_What is being asked_. From the entries below, copy every line holding the word "tượng".

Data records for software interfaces
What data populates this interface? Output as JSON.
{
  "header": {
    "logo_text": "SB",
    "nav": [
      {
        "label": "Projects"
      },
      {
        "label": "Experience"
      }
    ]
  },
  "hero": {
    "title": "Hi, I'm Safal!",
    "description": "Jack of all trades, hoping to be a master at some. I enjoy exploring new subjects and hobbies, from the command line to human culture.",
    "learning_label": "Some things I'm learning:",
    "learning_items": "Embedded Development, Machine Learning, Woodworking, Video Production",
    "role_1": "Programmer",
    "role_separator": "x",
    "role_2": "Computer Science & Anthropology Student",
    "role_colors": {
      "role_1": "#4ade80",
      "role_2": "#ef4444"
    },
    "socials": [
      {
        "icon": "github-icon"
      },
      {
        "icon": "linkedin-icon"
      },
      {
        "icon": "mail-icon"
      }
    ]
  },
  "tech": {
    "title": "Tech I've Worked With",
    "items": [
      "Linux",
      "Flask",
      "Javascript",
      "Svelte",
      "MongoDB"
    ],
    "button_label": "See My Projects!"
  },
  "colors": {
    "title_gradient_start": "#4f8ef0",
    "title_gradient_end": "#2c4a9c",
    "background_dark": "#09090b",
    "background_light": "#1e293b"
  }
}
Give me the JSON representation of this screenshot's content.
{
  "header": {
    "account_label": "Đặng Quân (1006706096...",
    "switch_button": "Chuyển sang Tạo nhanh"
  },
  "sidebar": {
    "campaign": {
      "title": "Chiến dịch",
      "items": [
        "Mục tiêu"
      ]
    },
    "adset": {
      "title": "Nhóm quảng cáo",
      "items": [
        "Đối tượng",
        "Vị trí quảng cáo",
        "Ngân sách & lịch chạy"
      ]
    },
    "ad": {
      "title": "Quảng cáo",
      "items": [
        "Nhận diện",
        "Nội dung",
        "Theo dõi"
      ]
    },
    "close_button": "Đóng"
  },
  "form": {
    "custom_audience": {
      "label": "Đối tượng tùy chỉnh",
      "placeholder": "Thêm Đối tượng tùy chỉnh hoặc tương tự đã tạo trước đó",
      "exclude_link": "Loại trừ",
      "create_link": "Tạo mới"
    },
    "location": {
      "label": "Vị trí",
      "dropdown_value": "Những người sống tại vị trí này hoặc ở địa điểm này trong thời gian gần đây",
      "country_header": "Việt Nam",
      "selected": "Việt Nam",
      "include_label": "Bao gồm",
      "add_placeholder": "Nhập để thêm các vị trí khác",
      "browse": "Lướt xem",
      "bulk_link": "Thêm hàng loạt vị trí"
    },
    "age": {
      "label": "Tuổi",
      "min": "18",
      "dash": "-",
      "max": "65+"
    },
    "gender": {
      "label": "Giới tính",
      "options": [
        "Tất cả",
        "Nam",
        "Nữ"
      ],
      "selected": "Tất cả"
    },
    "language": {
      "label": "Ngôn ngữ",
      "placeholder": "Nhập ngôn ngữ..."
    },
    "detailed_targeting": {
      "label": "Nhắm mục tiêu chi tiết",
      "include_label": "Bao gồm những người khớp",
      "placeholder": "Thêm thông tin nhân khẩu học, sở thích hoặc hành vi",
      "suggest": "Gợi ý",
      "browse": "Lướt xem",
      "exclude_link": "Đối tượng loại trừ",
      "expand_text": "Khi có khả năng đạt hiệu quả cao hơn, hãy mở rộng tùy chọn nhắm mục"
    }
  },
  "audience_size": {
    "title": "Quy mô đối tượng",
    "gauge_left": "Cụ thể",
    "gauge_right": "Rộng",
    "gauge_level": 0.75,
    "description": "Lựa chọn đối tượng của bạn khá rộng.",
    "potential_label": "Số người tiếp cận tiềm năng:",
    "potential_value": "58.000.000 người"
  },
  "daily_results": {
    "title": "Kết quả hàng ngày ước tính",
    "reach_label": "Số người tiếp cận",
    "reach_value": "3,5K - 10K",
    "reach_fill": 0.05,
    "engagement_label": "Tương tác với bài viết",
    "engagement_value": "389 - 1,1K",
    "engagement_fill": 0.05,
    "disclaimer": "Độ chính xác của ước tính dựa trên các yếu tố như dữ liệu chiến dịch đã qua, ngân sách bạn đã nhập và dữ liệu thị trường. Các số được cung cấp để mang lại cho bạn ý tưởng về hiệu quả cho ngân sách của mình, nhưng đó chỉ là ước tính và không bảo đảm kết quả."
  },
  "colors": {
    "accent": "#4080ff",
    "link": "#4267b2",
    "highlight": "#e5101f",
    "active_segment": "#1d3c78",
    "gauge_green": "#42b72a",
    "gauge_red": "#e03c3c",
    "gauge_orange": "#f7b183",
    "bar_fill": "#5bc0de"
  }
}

_Written response_.
        "Đối tượng",
      "label": "Đối tượng tùy chỉnh",
      "placeholder": "Thêm Đối tượng tùy chỉnh hoặc tương tự đã tạo trước đó",
      "exclude_link": "Đối tượng loại trừ",
    "title": "Quy mô đối tượng",
    "description": "Lựa chọn đối tượng của bạn khá rộng.",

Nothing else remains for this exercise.